One thing that I haven’t tested on the Vidonn F1s is the call feature. Both headphones are capable of answering phone calls, as long as they are paired with your mobile. This wasn’t planned but my nan called me during my second venture out with the Aftershokz Aeropex. It has been a few years since I have used headphones to answer a call, and that had never been a great experience I was curious to see how they would handle a phone call and if my nan would be able to hear me clearly so I answered the call. To my surprise, the sound clarity was really good and my nan had no issues hearing me. Granted I didn’t have high expectations, but I would definitely have no qualms in using them to take phone calls, especially when I’m out walking or running to save me from having to run holding my phone.

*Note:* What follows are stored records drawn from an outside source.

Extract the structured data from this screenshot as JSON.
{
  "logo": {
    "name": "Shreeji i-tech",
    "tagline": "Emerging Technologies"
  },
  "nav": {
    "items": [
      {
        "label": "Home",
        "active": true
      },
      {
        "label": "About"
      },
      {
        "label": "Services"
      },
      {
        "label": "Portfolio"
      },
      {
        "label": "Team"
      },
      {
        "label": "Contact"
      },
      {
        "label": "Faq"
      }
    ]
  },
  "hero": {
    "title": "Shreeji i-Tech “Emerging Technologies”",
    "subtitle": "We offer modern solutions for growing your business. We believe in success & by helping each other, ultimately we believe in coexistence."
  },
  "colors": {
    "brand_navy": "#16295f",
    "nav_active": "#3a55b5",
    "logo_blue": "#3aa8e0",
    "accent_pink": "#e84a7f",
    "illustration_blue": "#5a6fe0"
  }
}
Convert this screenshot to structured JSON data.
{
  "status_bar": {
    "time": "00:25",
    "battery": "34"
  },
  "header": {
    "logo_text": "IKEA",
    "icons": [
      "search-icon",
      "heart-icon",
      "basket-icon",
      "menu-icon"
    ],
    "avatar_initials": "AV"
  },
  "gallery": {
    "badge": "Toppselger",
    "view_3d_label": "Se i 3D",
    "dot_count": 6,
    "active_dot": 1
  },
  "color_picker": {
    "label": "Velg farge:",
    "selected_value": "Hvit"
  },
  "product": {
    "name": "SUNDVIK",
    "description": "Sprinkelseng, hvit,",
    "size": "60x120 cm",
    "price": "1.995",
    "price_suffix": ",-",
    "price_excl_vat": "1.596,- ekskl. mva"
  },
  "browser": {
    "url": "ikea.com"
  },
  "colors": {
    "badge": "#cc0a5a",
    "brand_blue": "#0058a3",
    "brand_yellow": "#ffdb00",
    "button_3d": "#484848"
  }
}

As I have previously mentioned, my only other experience with bone conducting headphones comes from my Vidonn F1s. in comparison, the Aftershokz Aeropex definitely take the crown for comfort. Don’t get me wrong, the Vidonn F1s are fine, however you do start to feel them on your cheek and top of your ears after a few hours. They are also heavier (38g vs 26g) and you definitely feel it after prolonged usage. The Aftershokz Aeropex, on the other hand, are much lighter and even when I stopped my music for 40 minutes or so I didn’t feel the urge to quickly take them back off.
For prolonged use the Vidonn F1s also tended to slip a little. This wasn’t a major issue but could be a bit distracting when you are running, especially if you are going for a personal best in an event. I always seem to find myself fiddling with them slightly to try and adjust them after having them on for anything over an hour. I wasn’t sure if this was down to the weight of them, the fact that I wear glasses, or because I have a small head. Since trying out the Aftershokz Aeropex I have found my answer… it must be a weight thing. Or, the Aftershokz Aeropex just fit my head a bit better as I don’t notice any slipping or movement in them, even after wearing them for over 2 and a half hours.
One of the boasted improvements over previous Aftershokz models is the extended battery life. The Aftershokz Aeropex has an advertised battery life of 8 hours.
Upon unboxing them, I put the headphones on charge for around an hour until the orange LED turned blue to indicate that they were fully charged. I then used them for two 30 minute walks to ensure they felt comfortable enough to test out during my next half marathon. On the day of my half marathon I wore them for around 2:35. I have worn them for another 2 hours since and haven’t had to charge them yet, so the 8 hour battery life seems like a realistic expectation.
Okay, I have to admit, this was quite tough for me. Part of me didn’t really want to like the Aftershokz Aeropex due their price point being almost 3 times higher than the Vidonn F1s which have served me well. With that being said, they did really surprise me! From the moment I unboxed them I was impressed. They feel extremely well designed and like a premium product. Setting them up took a few seconds and the sound quality was flawless. Even the call quality was stellar. They are probably the most comfortable pair of headphones that I have ever worn as I usually struggle with headphones due to wearing glasses. The battery life seems to match up with the 8 hour guideline given and that in itself is a super upgrade from the 5 hours that my Vidonn F1s have (advertised as 6 hours). The price may seem high, but you get a well-designed product which looks and feels a lot more durable than the Vidonn F1s, great sound quality, outstanding battery life and a whole lot of comfort!